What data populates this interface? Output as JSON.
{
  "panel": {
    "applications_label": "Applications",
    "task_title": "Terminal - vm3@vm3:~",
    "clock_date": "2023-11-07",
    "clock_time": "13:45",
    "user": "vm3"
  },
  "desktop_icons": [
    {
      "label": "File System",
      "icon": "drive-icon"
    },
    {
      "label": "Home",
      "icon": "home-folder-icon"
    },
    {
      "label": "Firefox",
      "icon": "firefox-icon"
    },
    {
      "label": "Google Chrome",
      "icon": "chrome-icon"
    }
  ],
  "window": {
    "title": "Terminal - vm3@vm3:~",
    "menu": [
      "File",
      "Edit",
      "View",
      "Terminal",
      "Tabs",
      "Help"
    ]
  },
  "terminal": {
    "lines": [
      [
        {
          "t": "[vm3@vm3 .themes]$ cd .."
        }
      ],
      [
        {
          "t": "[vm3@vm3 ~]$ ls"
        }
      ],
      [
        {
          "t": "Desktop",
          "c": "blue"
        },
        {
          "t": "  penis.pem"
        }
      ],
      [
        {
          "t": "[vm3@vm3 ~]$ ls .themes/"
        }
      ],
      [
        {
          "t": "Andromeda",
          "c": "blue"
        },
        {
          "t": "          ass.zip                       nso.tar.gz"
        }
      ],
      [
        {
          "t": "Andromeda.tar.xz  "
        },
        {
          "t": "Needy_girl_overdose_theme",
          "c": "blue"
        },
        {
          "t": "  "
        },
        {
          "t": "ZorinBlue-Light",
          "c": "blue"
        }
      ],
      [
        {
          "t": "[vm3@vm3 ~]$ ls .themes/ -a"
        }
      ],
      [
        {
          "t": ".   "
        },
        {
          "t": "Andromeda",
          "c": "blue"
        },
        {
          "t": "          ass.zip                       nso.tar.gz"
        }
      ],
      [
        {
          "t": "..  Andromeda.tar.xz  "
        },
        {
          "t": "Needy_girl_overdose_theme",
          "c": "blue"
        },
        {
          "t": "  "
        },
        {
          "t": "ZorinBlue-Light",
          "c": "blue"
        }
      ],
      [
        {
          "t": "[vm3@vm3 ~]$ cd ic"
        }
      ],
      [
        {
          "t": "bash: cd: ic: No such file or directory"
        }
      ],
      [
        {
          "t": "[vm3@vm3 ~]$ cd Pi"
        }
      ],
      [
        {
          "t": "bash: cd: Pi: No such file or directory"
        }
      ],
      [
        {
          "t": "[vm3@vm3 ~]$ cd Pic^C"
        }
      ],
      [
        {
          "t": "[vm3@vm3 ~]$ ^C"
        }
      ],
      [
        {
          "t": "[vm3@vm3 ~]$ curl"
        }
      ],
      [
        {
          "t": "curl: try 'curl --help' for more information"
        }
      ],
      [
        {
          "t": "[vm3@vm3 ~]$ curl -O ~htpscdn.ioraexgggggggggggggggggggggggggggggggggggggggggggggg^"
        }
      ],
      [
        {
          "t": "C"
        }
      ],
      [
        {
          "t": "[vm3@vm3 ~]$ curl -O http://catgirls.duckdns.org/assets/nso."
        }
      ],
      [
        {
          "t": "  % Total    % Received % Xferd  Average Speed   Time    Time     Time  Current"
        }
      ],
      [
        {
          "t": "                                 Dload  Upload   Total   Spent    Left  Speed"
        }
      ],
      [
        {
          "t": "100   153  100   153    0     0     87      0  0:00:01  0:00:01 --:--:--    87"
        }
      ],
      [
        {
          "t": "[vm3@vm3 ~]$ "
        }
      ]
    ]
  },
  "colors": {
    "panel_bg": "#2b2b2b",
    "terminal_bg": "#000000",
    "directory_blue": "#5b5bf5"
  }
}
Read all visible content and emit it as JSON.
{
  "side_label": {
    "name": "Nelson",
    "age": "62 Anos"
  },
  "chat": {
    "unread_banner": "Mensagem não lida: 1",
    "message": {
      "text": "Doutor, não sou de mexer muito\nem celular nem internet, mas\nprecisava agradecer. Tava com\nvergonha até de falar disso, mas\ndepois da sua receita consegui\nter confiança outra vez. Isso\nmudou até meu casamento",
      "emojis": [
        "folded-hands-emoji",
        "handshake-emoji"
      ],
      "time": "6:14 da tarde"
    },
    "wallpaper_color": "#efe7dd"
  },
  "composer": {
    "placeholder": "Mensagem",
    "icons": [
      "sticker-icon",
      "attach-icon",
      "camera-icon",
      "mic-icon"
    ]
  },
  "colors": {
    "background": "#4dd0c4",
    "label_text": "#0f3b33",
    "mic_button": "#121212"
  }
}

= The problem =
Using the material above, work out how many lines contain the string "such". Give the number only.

= Completed task =
2